The lecture portion of the session being complete, an announcement is made that HIV tests can be performed on the spot by the Foundation’s lab technician. Volunteers are requested, and about half of the group put up their hands. “Don’t bother counting”, growls Dapak, “Everyone is going to be tested, including me.” One by one, the guards complete the consent forms and give the drop of blood to determine their status. As this is being done, I have a chance to survey the courtyard and see the inmates for the first time. A far cry from being in orange jumpsuits, they’re all dressed in regular clothes no different from those on the other side of the walls. The courtyard is actually quite well-kept, with a large tree forming the centerpiece of the grounds. The men mill about in groups or on their own, with most looking through the window at the oddity of the day, that being me. One guy motions for me to give him some money, but most just look and move on. I ask one of the staff what kind of activities the men do during the day, and I’m told that I’m looking at it. Beyond the basic chores, there is nothing for them to do but sit around and pass the time. A workshop does exist toward the rear of the compound, but qualified carpentry and metalworking instructors are nowhere to be found, so the shop remains idle. Some of the men who pose less of a danger do get assigned day jobs outside of the prison, but most are confined to their cells and the courtyard. I can’t imagine passing years of my life here. The boredom must be suffocating by times.
Once the queue for the HIV testing has been exhausted, the guards return to their posts and we huddle with the lab technician to discuss the results. Sadly, three of the guards have tested positive for HIV, and the difficult job of telling them falls to Paul, who has trained as an HIV counselor. All of the guards who have tested negative are confidentially given their results one-by-one before the three guards who have tested positive are told. Respecting their privacy, I excuse myself from the room and decide to head back to the Foundation. Dapak calls me into his office as I pass by and asks me to sign his visitor register. I note with some amusement that it’s set up like a guest register for a hotel, complete with a column for comments. I think about writing “Had a great time!” or “See you soon!” but Dapak’s close scrutiny convinces me to leave it blank. Walking out the front gate, I feel relieved to be outside again, but not as relieved as I expected to be. Not having been through the entire prison, I’m in no position to judge it, but the experience of being inside was not as oppressive or anxious as I anticipated. Having said that, I’m in no rush to return.

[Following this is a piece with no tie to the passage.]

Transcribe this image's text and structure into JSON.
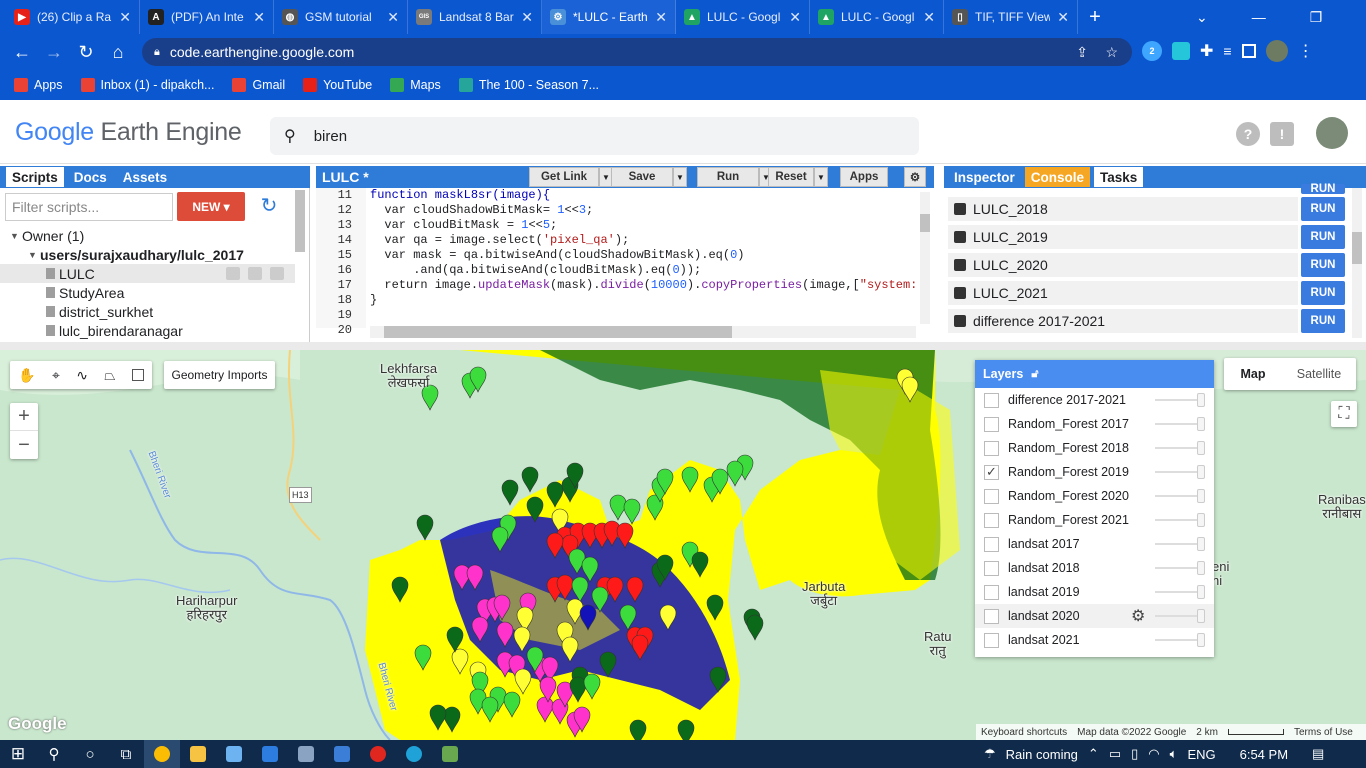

Back at the Foundation, Paul arrives after me and I ask him how the guards who tested positive received the news. He said one was quite shaken to hear his status, but the other two seemed to have a suspicion already. All three will now be referred to the local hospital for a confirmatory test and treatment, if the results hold. Next week, Paul and some other members of the Foundation staff will return to the prison to conduct the same awareness training and HIV testing for the inmates. I can’t help but think that the results of those tests will prove to be even more distressing than what was witnessed with the guards.